Directions
A single figure is required: the number of lines below that contain "狮头股份".

Excerpts from an interface dataset:
****
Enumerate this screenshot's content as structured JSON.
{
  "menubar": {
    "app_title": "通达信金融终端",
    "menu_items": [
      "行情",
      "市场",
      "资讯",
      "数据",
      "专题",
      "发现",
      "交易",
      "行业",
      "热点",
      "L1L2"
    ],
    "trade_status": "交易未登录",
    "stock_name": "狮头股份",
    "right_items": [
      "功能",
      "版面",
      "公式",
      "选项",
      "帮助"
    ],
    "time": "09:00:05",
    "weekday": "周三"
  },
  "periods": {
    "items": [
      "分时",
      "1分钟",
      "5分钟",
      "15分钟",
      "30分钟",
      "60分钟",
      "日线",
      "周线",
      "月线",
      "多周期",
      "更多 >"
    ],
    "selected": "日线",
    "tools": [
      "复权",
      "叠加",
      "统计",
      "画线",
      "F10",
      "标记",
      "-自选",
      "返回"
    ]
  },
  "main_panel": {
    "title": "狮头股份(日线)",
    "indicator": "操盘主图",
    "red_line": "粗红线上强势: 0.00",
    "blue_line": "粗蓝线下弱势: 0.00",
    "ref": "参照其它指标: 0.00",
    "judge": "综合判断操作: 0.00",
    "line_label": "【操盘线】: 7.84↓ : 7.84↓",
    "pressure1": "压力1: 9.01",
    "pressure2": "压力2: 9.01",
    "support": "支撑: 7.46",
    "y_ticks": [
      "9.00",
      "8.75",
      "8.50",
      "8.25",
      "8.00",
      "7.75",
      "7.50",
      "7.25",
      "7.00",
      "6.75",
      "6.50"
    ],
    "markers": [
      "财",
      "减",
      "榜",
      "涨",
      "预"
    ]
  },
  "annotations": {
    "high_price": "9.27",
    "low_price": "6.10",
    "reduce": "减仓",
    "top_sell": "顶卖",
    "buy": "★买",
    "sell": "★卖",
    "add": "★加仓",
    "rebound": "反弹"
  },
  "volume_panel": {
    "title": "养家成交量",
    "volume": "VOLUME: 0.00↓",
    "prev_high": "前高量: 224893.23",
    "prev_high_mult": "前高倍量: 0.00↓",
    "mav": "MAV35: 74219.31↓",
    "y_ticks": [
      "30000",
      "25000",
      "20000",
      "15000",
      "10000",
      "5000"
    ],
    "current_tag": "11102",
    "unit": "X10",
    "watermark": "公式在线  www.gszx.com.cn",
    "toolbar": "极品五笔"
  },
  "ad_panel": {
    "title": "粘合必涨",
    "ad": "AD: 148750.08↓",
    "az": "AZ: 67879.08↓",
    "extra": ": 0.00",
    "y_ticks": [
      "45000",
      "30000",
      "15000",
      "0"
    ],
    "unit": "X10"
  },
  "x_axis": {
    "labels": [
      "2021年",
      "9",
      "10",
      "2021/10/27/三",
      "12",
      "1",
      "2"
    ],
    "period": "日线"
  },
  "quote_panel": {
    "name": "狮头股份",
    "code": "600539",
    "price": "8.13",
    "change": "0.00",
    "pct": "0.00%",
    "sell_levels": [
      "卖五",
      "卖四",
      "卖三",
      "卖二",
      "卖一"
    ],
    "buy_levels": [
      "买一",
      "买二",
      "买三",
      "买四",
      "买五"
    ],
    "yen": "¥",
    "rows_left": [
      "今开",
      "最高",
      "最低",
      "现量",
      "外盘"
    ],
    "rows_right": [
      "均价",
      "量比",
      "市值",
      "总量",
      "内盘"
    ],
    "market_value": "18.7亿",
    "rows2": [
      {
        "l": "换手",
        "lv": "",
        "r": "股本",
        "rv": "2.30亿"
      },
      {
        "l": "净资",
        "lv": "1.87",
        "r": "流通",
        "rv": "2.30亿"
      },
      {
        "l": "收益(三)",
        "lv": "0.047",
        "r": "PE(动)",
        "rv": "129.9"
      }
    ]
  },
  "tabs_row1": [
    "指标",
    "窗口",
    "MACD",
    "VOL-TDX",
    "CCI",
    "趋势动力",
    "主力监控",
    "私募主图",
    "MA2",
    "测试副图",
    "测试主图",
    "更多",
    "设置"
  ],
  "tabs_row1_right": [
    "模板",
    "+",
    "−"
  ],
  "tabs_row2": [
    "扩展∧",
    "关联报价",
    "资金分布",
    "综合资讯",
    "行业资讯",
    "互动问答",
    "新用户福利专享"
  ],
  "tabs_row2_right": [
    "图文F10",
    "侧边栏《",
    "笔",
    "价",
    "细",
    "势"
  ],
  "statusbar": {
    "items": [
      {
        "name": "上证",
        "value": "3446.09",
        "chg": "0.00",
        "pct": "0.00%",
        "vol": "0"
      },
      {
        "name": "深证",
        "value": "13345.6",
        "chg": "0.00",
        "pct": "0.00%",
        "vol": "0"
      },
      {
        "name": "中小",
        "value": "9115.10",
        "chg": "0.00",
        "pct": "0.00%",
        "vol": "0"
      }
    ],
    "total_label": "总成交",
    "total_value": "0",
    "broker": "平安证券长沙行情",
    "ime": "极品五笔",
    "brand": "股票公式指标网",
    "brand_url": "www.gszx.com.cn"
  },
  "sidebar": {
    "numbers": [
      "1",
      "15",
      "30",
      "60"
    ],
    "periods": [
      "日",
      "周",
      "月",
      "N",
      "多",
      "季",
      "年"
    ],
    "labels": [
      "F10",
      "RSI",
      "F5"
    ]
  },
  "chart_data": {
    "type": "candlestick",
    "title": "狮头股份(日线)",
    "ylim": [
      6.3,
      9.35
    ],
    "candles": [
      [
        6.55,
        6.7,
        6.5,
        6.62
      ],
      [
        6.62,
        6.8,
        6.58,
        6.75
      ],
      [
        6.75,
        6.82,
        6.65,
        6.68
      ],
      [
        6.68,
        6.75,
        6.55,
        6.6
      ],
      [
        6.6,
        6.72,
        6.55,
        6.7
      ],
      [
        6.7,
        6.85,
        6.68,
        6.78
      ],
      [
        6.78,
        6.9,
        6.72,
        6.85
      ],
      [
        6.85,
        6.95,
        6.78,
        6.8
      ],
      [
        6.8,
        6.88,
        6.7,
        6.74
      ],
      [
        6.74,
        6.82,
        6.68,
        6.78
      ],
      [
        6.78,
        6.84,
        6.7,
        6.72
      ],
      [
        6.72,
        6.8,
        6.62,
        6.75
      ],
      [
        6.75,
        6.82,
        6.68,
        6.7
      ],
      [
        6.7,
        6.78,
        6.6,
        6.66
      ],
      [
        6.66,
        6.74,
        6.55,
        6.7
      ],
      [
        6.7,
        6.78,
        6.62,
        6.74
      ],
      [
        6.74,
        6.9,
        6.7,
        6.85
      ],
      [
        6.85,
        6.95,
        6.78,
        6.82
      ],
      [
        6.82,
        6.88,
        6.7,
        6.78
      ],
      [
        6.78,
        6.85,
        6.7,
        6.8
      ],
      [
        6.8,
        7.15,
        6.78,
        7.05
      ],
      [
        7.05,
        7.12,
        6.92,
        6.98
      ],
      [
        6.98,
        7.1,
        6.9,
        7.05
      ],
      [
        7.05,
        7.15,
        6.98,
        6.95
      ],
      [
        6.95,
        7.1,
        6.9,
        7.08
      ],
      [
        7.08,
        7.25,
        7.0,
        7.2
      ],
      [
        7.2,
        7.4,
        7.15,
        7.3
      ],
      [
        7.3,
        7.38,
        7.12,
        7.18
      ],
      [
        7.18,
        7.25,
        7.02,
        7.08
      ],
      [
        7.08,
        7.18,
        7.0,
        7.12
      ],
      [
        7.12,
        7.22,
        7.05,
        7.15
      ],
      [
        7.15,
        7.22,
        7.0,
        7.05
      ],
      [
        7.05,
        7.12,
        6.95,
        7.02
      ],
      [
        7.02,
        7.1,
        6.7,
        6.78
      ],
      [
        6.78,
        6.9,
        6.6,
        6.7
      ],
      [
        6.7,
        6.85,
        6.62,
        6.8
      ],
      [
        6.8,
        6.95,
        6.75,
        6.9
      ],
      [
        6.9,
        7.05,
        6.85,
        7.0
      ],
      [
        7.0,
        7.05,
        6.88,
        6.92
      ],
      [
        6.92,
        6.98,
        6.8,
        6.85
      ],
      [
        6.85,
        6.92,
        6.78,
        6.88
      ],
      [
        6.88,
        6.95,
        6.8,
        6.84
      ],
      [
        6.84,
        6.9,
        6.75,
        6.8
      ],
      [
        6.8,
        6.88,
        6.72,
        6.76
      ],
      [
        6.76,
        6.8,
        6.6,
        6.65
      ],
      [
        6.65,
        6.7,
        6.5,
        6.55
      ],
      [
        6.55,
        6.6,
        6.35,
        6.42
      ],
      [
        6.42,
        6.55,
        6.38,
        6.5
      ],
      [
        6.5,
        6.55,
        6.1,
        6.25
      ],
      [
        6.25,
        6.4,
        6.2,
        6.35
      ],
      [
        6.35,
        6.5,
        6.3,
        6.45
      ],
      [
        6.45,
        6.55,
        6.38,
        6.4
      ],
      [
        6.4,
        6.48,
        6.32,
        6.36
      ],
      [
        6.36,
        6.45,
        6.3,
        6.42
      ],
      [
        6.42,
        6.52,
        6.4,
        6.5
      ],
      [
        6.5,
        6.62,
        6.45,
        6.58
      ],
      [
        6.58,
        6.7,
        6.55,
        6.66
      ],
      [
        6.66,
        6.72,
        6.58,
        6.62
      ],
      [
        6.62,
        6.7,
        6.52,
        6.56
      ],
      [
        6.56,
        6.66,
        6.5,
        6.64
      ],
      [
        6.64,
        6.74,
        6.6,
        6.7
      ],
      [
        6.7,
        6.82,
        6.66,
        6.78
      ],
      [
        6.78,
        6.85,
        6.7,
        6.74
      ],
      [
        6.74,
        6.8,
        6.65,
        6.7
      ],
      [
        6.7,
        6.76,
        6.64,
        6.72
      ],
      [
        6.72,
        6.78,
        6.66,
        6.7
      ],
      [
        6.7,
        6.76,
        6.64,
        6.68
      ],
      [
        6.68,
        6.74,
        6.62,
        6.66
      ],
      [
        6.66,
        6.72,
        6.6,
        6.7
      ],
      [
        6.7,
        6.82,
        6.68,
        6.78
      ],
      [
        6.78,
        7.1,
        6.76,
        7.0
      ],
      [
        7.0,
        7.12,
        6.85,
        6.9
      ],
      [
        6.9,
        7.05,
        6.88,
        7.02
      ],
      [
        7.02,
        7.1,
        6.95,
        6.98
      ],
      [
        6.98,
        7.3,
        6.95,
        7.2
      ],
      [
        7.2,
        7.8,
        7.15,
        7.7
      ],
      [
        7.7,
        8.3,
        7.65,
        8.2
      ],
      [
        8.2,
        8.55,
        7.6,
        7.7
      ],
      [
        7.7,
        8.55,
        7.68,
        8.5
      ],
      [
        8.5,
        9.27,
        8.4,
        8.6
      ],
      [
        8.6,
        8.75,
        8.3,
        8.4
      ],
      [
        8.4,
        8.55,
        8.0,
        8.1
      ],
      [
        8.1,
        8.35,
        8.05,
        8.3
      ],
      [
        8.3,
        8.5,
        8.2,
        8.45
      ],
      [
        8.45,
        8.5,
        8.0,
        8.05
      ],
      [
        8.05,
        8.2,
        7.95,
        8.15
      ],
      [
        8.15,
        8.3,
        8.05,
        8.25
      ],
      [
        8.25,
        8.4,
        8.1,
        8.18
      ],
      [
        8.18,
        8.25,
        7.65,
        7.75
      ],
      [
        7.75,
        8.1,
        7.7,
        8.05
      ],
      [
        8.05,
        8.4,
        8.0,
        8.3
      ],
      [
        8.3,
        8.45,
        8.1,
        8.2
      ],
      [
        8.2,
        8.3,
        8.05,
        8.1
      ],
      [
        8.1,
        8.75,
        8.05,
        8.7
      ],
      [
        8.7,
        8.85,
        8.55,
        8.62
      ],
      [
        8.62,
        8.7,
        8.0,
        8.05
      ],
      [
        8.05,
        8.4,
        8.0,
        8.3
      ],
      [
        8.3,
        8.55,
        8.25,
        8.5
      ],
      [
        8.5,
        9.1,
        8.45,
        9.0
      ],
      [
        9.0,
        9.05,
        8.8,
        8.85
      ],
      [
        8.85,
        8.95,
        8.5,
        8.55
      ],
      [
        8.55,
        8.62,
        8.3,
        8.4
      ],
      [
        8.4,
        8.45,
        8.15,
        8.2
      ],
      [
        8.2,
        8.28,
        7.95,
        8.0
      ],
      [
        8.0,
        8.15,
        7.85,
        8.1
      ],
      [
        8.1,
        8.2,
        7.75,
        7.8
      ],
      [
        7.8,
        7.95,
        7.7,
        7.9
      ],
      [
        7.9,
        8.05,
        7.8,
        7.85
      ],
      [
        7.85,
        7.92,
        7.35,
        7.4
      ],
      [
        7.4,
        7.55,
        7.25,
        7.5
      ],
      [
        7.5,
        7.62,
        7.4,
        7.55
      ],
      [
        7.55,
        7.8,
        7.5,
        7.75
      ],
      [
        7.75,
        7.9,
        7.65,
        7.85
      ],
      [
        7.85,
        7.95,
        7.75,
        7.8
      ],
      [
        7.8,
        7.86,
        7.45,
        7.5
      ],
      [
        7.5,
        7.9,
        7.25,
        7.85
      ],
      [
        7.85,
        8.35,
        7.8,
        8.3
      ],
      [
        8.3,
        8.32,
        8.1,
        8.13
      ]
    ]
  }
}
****
Output of the task
4